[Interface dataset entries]
****************************************

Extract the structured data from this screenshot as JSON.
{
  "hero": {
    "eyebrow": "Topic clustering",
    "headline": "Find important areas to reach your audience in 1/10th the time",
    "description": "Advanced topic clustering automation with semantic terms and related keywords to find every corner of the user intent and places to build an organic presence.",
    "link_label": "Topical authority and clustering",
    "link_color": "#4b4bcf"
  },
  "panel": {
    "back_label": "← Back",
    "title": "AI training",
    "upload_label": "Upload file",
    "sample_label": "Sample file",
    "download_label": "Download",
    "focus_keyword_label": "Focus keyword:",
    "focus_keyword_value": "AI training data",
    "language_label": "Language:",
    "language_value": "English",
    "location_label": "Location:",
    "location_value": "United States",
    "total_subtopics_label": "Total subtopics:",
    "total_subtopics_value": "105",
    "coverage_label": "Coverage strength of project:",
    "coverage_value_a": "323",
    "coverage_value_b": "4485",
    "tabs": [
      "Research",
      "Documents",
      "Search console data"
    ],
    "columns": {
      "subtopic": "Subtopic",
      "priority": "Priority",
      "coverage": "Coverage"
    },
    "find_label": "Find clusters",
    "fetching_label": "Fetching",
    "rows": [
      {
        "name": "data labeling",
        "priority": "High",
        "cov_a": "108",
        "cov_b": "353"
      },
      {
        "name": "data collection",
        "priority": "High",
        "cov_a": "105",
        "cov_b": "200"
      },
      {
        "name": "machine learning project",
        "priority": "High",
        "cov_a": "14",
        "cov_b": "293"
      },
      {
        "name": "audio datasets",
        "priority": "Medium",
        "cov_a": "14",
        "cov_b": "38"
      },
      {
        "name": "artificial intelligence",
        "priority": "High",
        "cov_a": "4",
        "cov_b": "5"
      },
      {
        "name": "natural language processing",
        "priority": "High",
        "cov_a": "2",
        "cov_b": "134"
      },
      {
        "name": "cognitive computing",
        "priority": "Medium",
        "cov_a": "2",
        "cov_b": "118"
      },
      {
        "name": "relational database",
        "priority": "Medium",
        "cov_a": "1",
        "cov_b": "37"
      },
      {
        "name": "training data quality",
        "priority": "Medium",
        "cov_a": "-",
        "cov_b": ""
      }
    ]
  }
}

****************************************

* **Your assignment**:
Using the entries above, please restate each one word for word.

* **Response to the task**:
Extract the structured data from this screenshot as JSON.
{
  "hero": {
    "eyebrow": "Topic clustering",
    "headline": "Find important areas to reach your audience in 1/10th the time",
    "description": "Advanced topic clustering automation with semantic terms and related keywords to find every corner of the user intent and places to build an organic presence.",
    "link_label": "Topical authority and clustering",
    "link_color": "#4b4bcf"
  },
  "panel": {
    "back_label": "← Back",
    "title": "AI training",
    "upload_label": "Upload file",
    "sample_label": "Sample file",
    "download_label": "Download",
    "focus_keyword_label": "Focus keyword:",
    "focus_keyword_value": "AI training data",
    "language_label": "Language:",
    "language_value": "English",
    "location_label": "Location:",
    "location_value": "United States",
    "total_subtopics_label": "Total subtopics:",
    "total_subtopics_value": "105",
    "coverage_label": "Coverage strength of project:",
    "coverage_value_a": "323",
    "coverage_value_b": "4485",
    "tabs": [
      "Research",
      "Documents",
      "Search console data"
    ],
    "columns": {
      "subtopic": "Subtopic",
      "priority": "Priority",
      "coverage": "Coverage"
    },
    "find_label": "Find clusters",
    "fetching_label": "Fetching",
    "rows": [
      {
        "name": "data labeling",
        "priority": "High",
        "cov_a": "108",
        "cov_b": "353"
      },
      {
        "name": "data collection",
        "priority": "High",
        "cov_a": "105",
        "cov_b": "200"
      },
      {
        "name": "machine learning project",
        "priority": "High",
        "cov_a": "14",
        "cov_b": "293"
      },
      {
        "name": "audio datasets",
        "priority": "Medium",
        "cov_a": "14",
        "cov_b": "38"
      },
      {
        "name": "artificial intelligence",
        "priority": "High",
        "cov_a": "4",
        "cov_b": "5"
      },
      {
        "name": "natural language processing",
        "priority": "High",
        "cov_a": "2",
        "cov_b": "134"
      },
      {
        "name": "cognitive computing",
        "priority": "Medium",
        "cov_a": "2",
        "cov_b": "118"
      },
      {
        "name": "relational database",
        "priority": "Medium",
        "cov_a": "1",
        "cov_b": "37"
      },
      {
        "name": "training data quality",
        "priority": "Medium",
        "cov_a": "-",
        "cov_b": ""
      }
    ]
  }
}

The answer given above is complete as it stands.